Associate Editor, Technology Review
Rat neuron cells on silicon are the brains behind a new robot--a breakthrough that may lead to better computer chips.
Steve Potter's brand new robot would probably never make it to the second round of Battlebots. The size of a coffee mug, the cylindrical robot slides across a round meter-sized playpen on an apparently chaotic path. But this robot is a thinker, not a fighter, and it does its thinking with a network of neurons--culled from rat embryos--that resides a few feet away on an electrode-activated silicon chip.
The device, which Potter calls a hybrot, is in essence a rat-controlled robot, and marks the first instance in which cultured neurons have been used to control a robotic mechanism. And while the hybrot's movements may appear less than graceful, the knowledge gained could lead to computer chips modeled on biological systems--and perhaps even to computers that incorporate biological components. Such computers might one day learn, repair themselves, and perform certain tasks--such as dictation--at which binary-based systems are miserable. "I'm banking my whole career on the fact that there is a world of emergent properties in these neural networks that we don't know anything about," says Potter, who is a professor of biomedical engineering at the Georgia Institute of Technology.
In his experiment, Potter places a droplet of solution containing thousands of rat neuron cells onto a silicon chip that's embedded with 60 electrodes connected to an amplifier. The electrical signals that the cells fire at one another are picked up by the electrodes which then send the amplified signal into a computer. The computer, in turn, wirelessly relays the data to the robot.
The robot then manifests this neuronal activity with physical motion, each of its movements a direct result of neurons talking to neurons. And the robot also sends information back to the cells. Equipped with light sensors, the robot receives input about its location in the playpen from infrared signals lining the borders.
This proximity data is sent back through the computer and into the cells as electrical pulses. "On the one side, we record activity from the cells and use them to control the motors in the robot, and on the other, we take sensory input from the robot and translate it into stimuli for the cells in the dish," says Potter. This entire feedback loop takes less than a tenth of a second. "Basically, we've taken these cells in a dish and given them back a body."

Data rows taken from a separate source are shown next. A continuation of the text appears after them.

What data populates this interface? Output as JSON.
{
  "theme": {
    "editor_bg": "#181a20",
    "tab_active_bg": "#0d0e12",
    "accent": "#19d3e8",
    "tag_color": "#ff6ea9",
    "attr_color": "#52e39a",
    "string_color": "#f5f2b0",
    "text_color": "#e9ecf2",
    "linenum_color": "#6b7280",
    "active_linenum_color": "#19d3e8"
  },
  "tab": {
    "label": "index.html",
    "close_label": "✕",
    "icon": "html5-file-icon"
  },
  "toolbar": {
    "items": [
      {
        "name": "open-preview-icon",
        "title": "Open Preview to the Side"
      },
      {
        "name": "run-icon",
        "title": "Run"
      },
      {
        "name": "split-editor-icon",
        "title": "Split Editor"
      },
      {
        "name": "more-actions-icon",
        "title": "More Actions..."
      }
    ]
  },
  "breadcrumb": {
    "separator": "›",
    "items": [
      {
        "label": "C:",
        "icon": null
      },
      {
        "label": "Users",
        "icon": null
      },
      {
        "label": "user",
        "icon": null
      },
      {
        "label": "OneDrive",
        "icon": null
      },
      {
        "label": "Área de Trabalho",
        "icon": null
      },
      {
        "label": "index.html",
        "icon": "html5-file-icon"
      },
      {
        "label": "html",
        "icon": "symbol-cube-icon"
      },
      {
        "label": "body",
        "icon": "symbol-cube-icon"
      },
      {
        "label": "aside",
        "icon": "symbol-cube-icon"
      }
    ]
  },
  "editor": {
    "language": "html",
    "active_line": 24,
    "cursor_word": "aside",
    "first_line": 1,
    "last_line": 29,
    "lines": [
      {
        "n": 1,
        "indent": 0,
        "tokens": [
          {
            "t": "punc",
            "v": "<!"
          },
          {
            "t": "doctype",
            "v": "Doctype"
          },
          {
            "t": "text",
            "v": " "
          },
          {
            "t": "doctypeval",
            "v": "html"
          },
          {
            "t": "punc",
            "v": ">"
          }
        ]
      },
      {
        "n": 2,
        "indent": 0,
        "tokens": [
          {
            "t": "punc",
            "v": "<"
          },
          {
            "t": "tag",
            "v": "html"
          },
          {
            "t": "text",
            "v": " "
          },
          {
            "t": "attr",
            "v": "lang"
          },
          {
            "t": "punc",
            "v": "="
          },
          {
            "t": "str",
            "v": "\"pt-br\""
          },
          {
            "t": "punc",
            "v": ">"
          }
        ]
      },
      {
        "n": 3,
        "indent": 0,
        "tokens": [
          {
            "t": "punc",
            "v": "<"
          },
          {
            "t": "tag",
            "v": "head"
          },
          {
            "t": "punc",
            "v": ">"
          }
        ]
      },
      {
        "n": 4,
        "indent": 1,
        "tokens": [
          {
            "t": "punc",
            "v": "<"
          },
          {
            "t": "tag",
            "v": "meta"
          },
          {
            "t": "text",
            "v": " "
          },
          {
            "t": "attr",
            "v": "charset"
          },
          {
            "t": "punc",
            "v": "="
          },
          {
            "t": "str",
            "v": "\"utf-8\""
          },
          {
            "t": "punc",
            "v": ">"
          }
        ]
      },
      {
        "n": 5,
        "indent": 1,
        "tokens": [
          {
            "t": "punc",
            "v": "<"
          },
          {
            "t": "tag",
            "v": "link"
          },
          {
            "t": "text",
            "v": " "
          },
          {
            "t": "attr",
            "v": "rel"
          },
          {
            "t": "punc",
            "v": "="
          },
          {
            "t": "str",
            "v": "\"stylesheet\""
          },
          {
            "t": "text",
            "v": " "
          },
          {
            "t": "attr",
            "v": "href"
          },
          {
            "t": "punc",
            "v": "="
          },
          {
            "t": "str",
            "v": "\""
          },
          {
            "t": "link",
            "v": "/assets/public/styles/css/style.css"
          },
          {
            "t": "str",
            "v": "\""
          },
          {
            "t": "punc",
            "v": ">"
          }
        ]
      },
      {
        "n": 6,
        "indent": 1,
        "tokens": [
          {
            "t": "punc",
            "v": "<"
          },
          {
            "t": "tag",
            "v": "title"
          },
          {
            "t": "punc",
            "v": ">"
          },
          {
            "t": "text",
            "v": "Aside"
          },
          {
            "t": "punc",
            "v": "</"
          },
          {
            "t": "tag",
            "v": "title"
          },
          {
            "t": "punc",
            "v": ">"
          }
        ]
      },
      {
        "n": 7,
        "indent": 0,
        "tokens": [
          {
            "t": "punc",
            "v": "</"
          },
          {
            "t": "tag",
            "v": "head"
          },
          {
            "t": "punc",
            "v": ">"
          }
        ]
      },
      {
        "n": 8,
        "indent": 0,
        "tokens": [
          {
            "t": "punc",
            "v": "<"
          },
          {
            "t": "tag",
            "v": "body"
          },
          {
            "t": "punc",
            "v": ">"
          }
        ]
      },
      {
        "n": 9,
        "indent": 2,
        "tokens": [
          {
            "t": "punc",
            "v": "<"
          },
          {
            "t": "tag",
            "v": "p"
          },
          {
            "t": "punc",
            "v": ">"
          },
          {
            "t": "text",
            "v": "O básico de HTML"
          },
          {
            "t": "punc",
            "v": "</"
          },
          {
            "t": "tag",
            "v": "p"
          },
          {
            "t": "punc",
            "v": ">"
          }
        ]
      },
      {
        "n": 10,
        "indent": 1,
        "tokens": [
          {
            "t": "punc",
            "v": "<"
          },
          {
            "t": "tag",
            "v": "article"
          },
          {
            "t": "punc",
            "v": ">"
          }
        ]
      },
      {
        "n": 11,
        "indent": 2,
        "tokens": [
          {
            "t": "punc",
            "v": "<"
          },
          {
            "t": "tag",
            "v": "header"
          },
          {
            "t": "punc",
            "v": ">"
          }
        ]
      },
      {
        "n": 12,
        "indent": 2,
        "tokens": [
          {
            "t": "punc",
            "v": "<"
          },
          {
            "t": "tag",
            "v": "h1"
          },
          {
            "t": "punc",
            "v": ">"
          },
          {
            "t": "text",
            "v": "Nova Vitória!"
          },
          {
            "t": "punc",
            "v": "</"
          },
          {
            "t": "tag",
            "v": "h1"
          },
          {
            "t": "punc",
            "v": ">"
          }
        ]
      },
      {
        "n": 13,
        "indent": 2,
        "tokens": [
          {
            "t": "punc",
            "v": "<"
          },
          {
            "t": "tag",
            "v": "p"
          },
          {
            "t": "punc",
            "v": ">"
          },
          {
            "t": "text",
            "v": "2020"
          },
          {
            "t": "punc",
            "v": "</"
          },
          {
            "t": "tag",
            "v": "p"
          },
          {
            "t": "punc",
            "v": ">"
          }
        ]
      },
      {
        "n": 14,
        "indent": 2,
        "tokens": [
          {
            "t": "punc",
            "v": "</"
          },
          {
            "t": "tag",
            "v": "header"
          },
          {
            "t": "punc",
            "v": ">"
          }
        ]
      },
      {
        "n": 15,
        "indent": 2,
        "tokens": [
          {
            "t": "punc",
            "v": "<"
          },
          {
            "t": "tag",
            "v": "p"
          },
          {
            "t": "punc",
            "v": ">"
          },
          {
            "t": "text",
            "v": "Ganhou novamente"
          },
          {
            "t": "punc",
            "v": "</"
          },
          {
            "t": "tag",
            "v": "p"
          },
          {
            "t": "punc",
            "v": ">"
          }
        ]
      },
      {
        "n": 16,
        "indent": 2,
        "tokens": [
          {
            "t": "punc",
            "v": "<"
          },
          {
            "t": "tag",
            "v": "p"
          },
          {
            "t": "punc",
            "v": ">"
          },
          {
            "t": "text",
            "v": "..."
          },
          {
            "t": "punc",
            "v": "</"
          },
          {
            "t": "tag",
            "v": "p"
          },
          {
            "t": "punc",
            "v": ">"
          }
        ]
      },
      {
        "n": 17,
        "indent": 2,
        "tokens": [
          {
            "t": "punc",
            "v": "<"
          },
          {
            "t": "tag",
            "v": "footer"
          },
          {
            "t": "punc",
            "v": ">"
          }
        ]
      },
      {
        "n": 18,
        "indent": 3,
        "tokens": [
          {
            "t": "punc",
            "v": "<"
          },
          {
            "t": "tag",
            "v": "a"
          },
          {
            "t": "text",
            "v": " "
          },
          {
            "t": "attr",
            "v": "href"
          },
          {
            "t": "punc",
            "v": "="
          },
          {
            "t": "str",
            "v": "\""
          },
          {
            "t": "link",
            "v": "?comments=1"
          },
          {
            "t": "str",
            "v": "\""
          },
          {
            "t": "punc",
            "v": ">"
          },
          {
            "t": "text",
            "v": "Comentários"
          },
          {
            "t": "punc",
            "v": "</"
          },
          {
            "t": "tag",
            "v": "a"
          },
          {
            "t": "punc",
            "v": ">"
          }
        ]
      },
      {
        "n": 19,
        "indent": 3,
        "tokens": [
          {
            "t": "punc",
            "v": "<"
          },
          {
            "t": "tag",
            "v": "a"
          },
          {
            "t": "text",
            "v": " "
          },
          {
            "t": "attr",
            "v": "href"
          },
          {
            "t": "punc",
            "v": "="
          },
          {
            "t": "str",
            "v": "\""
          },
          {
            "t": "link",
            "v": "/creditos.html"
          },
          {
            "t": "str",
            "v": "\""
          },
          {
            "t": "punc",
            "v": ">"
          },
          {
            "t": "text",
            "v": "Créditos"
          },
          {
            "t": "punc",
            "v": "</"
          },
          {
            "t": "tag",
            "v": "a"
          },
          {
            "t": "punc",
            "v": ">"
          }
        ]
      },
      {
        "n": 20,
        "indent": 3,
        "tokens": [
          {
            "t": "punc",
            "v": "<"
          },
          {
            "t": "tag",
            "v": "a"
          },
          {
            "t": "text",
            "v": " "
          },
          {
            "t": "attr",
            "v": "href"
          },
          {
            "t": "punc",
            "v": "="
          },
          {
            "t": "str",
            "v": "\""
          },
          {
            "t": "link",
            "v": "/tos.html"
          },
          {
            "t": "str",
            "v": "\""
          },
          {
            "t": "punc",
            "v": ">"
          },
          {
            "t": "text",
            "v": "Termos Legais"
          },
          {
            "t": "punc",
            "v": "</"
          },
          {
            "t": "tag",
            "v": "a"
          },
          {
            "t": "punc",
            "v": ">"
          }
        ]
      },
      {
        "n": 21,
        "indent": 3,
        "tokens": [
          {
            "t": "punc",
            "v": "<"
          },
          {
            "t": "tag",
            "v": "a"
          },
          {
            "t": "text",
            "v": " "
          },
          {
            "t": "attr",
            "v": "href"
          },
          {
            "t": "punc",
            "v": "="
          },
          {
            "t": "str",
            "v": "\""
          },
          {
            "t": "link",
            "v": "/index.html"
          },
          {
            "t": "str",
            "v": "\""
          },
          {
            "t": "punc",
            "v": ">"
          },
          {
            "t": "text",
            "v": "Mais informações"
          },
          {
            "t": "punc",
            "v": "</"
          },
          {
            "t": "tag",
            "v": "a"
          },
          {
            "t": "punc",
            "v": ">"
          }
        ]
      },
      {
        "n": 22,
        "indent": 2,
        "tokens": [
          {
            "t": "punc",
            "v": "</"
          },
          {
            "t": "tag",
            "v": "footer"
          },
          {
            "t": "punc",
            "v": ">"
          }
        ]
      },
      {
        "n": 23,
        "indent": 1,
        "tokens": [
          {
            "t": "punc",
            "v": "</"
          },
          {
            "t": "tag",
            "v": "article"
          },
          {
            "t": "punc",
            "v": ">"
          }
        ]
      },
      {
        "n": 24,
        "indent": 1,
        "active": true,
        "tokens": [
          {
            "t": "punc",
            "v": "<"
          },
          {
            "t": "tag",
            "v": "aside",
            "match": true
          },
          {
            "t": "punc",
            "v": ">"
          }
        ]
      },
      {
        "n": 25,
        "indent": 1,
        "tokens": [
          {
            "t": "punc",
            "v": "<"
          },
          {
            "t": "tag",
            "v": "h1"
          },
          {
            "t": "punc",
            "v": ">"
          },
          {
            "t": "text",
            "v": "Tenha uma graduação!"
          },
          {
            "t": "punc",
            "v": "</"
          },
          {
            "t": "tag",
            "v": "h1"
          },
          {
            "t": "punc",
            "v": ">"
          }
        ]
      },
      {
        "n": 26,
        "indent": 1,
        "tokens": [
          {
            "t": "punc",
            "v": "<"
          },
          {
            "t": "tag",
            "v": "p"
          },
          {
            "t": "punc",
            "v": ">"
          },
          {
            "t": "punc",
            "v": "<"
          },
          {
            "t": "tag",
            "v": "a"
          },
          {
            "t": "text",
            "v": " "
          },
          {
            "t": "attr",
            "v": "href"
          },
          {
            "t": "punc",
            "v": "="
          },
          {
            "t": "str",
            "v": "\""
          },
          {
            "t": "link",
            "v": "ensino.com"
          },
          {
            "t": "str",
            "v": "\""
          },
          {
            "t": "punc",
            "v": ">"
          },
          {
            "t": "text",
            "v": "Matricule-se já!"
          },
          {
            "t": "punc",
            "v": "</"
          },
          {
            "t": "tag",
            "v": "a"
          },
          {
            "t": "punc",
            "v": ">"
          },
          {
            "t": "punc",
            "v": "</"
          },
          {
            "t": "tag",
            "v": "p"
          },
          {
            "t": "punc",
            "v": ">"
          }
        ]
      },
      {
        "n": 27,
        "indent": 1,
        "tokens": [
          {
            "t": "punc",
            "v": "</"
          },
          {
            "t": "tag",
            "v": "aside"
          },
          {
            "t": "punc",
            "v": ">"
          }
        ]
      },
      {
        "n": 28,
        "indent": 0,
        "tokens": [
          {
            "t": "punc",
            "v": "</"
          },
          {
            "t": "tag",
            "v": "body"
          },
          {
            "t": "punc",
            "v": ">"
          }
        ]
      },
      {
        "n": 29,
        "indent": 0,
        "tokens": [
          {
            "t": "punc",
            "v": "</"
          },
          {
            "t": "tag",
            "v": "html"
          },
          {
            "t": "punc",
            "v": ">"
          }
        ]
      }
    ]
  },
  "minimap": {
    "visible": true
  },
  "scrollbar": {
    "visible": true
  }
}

Potter records the patterns of neural signaling over long periods of time with a high-speed camera. He's looking for evidence that the cells are learning from the feedback, and he's observed that some stimuli does in fact cause changes in the brains cells that last for several days. "The 'brain' is definitely developing," he says.
According to Rolf Pfeifer, professor of computer science at the University of Zurich, Switzerland, this work can have implications for constructing self-healing computer systems. "The neural substrate has this ability for self repair and enormous plasticity that is still lacking in standard tech systems," Pfeifer says. "So I can imagine that when you have computer applications where some aspects really require adaptive behavior, you might be able to combine biological substrates with standard technology."
Currently, Steven DeWeerth, professor of electrical engineering at Georgia Tech, is using Potter's findings to build actual circuits in silicon, although this work is still preliminary. Potter can see the knowledge gained from this research also leading to breakthroughs in clockless or asynchronous chips--chips that do not operate according to the metronomic rhythm of an internal clock.
For now, Potter is still studying the symbiotic relationship between his cultured cells and the hybrot. It may not be long before these living networks start leading to ideas that computer designers won't be able to ignore.